### THE DATA
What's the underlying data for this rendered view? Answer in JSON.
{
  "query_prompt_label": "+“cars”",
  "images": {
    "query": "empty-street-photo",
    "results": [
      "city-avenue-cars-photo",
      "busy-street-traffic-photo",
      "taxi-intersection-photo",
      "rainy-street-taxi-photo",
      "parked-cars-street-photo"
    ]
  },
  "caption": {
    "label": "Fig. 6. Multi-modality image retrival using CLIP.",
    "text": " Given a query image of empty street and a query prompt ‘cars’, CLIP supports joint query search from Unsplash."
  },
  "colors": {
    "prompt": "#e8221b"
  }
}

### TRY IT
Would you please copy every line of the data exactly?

### WRITTEN RESPONSE
What's the underlying data for this rendered view? Answer in JSON.
{
  "query_prompt_label": "+“cars”",
  "images": {
    "query": "empty-street-photo",
    "results": [
      "city-avenue-cars-photo",
      "busy-street-traffic-photo",
      "taxi-intersection-photo",
      "rainy-street-taxi-photo",
      "parked-cars-street-photo"
    ]
  },
  "caption": {
    "label": "Fig. 6. Multi-modality image retrival using CLIP.",
    "text": " Given a query image of empty street and a query prompt ‘cars’, CLIP supports joint query search from Unsplash."
  },
  "colors": {
    "prompt": "#e8221b"
  }
}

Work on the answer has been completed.